Over the past twenty years, biologists have begun to set their sights on the aging process itself, in part by paying close attention to species like the Lobster, which, despite living as long as fifty years, doesn’t seem to age much at all. Though some of this research has shown promise, it’s not as though we’re on the brink of developing a magical youth potion. Because aging is so biologically complex, encompassing hundreds of different processes, it’s unlikely that any one technique will add decades of youth to our lives. Rather, the best we can hope for is a slow, incremental lengthening of our “youth-span,” the alert and active period of our lives.
Some ethicists have pointed out that death is one of the major forces for equality in the world, and that welfare disparities will be worsened if some people can afford to postpone old age, or avoid it altogether, while others are unable to.
There is research available and concerns when scientists develop any kind of medicine or any kind of technology—the concern that these things are going to widen welfare gaps. The story of industrialisation is that the people who could afford the cars and machines and factories in Western countries were able to produce a lot more and generate a lot more wealth than people in poorer agrarian economies. That’s a serious issue. It’s probably true that if people in the first world were, through some sort of medical intervention, able to live to be 200 years old and people in Bangladesh were still dying at a relatively young age, that would tend to widen the distance in personal wealth.
So how will employers, government and financial service organisations deal with an aging population?
Older people also report, to pollsters and psychologists, a greater sense of well-being than the young and middle-aged do. By the latter phases of life, material and romantic desires have been attained or given up on; passions have cooled; and for most, a rich store of memories has been compiled. Among the core contentions of the well-being research of the Princeton University psychologist Daniel Kahneman is that “in the end, memories are all you keep”—what’s in the mind matters more than what you own. Regardless of net worth, the old are well off in this sense.
Should large numbers of people enjoy longer lives in decent health, the overall well-being of the human family may rise substantially. In As You Like It, Jacques declares, “Man in his time plays many parts, his acts being seven ages.” The first five embody promise and power—infant, schoolboy, lover, soldier, and success. The late phases are entirely negative—pantaloon, a period as the butt of jokes for looking old and becoming impotent; then second childishness, a descent into senile dependency. As life expectancy and health span increase, the seven ages may demand revision, with the late phases of life seen as a positive experience of culmination and contentment.
Further along may be a rethinking of life as better structured around friendship than around family, the basic unit of human society since the mists of prehistory. In the brief life of previous centuries, all a man or woman could hope to do was to bear and raise children; enervation followed. Today, life is longer, but an education-based economy requires greater investments in children—contemporary parents are still assisting offspring well into a child’s 20s. As before, when the child-rearing finally is done, decline commences.

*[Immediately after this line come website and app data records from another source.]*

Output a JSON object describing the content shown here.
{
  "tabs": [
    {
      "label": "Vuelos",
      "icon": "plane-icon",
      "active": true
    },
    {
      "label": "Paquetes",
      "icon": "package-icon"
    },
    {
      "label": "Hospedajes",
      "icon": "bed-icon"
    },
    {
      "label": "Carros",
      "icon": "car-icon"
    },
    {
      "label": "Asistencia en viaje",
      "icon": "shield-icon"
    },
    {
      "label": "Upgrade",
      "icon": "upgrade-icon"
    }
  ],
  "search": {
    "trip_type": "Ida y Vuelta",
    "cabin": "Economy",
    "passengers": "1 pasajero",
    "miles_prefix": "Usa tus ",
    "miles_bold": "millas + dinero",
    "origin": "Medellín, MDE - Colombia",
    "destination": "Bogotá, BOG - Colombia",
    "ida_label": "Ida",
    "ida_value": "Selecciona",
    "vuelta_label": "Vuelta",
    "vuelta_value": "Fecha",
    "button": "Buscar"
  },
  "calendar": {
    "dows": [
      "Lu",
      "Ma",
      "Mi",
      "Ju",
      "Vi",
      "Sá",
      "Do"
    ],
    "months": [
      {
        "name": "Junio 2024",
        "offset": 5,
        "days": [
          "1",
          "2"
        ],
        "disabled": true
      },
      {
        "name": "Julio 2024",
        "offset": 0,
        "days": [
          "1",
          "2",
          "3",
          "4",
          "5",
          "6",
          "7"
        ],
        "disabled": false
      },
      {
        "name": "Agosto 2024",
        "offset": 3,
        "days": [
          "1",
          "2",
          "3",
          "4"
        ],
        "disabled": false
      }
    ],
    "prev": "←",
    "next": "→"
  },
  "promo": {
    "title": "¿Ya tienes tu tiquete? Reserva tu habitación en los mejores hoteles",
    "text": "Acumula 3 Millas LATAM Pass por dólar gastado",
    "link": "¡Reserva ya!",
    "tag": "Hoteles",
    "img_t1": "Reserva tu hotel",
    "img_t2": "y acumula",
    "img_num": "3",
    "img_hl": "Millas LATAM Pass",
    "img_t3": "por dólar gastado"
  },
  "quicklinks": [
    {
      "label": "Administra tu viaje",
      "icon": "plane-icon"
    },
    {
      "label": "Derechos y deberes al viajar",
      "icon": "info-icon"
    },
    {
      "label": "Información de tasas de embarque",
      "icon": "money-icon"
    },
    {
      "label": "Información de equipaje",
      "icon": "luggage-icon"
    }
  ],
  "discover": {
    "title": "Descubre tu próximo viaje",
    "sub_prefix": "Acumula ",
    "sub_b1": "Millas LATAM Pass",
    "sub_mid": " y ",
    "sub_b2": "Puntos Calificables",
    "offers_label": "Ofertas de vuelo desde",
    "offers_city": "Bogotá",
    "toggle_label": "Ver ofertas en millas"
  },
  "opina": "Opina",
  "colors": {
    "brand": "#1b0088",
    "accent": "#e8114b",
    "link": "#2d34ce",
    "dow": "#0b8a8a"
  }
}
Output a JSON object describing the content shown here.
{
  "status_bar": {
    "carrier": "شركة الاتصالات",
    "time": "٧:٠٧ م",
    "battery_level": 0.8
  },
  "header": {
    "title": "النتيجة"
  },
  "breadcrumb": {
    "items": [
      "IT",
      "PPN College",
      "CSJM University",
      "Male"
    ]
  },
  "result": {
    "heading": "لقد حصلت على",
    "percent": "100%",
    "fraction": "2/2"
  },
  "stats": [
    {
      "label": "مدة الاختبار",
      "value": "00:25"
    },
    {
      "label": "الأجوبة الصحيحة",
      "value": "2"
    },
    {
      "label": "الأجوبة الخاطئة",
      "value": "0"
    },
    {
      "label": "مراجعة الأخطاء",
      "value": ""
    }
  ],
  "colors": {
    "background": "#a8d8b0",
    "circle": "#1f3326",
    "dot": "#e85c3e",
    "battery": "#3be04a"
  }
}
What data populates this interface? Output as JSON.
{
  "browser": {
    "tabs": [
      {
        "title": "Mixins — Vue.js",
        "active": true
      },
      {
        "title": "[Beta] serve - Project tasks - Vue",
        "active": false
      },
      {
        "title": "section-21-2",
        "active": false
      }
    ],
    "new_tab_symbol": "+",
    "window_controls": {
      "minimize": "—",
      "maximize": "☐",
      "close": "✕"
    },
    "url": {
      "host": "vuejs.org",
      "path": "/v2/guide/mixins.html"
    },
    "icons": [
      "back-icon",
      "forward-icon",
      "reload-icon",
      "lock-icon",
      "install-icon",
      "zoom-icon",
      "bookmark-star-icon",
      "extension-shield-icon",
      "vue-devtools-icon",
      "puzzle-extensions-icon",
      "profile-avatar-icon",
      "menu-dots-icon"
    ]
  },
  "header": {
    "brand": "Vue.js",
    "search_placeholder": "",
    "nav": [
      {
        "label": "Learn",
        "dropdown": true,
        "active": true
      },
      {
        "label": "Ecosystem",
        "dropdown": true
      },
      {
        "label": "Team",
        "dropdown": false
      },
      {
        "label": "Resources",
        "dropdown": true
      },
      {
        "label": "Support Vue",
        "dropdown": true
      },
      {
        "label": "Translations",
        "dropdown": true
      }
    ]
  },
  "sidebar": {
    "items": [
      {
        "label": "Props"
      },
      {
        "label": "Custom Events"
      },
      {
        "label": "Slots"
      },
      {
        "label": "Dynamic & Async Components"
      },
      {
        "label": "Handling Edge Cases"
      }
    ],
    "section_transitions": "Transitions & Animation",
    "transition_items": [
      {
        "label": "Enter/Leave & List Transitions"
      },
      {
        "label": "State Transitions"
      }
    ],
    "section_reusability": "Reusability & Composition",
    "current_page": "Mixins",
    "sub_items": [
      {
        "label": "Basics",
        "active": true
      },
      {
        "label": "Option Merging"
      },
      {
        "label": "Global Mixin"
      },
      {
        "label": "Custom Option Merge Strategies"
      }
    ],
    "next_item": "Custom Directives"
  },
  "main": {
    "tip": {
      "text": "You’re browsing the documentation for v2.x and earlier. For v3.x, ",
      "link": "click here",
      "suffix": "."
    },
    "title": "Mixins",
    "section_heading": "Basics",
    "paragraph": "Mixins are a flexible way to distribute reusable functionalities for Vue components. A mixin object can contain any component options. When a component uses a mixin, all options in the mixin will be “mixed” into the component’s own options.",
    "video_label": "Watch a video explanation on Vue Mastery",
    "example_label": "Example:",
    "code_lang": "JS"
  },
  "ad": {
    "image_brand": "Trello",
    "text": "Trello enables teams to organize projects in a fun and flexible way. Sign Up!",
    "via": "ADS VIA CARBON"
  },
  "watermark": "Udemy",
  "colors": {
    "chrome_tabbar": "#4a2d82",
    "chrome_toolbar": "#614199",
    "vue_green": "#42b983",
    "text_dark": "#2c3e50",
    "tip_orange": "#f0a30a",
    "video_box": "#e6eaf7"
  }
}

But if health span extends, the nuclear family might be seen as less central. For most people, bearing and raising children would no longer be the all-consuming life event. After child-rearing, a phase of decades of friendships could await—potentially more fulfilling than the emotionally charged but fast-burning bonds of youth. A change such as this might have greater ramifications for society than changes in work schedules or health-care economics.
Regardless of where increasing life expectancy leads, the direction will be into the unknown—for society and for the natural world. Felipe Sierra, the researcher at the National Institute on Aging, puts it this way: “The human ethical belief that death should be postponed as long as possible does not exist in nature—from which we are now, in any case, diverging.